-- The data follows --
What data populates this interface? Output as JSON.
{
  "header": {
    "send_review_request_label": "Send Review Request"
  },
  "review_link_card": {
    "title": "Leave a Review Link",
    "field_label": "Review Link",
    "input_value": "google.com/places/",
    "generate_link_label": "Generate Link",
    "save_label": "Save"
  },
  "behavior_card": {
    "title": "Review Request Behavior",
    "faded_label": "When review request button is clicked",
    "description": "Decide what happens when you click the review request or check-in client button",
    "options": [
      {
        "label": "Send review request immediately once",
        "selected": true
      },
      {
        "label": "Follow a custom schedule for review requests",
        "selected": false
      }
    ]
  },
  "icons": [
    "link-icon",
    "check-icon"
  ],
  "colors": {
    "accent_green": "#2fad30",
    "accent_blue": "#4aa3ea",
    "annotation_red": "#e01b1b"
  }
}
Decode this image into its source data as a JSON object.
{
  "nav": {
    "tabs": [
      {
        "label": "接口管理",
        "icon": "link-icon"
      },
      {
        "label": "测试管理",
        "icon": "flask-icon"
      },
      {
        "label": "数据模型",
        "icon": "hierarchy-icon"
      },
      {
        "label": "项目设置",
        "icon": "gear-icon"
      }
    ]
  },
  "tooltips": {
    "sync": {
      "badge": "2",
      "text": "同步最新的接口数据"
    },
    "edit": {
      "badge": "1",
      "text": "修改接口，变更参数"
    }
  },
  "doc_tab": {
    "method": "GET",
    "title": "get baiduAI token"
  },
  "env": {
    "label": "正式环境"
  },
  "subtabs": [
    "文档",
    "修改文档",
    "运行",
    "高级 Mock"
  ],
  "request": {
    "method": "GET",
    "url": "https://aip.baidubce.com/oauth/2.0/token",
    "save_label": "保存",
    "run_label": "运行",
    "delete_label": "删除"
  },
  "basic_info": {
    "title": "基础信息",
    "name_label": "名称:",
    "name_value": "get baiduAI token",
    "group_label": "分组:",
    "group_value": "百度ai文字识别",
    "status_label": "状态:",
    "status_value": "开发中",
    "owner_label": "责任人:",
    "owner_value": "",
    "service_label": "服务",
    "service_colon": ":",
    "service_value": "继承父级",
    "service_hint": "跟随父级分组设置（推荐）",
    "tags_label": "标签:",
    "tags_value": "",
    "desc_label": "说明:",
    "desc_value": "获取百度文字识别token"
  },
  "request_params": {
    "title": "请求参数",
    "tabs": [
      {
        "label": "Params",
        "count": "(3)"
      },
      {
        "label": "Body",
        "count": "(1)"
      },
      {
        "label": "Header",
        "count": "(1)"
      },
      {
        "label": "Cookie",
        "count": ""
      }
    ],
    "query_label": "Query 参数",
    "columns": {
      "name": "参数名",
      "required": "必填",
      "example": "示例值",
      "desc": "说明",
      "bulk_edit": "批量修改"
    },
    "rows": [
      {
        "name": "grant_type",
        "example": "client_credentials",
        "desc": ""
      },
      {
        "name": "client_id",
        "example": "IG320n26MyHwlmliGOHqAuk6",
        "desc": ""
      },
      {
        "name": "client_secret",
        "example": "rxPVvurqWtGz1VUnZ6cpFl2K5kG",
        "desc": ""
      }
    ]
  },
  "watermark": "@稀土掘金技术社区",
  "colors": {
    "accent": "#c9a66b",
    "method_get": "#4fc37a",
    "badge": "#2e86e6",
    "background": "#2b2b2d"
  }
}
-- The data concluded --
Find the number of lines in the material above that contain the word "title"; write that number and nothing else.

5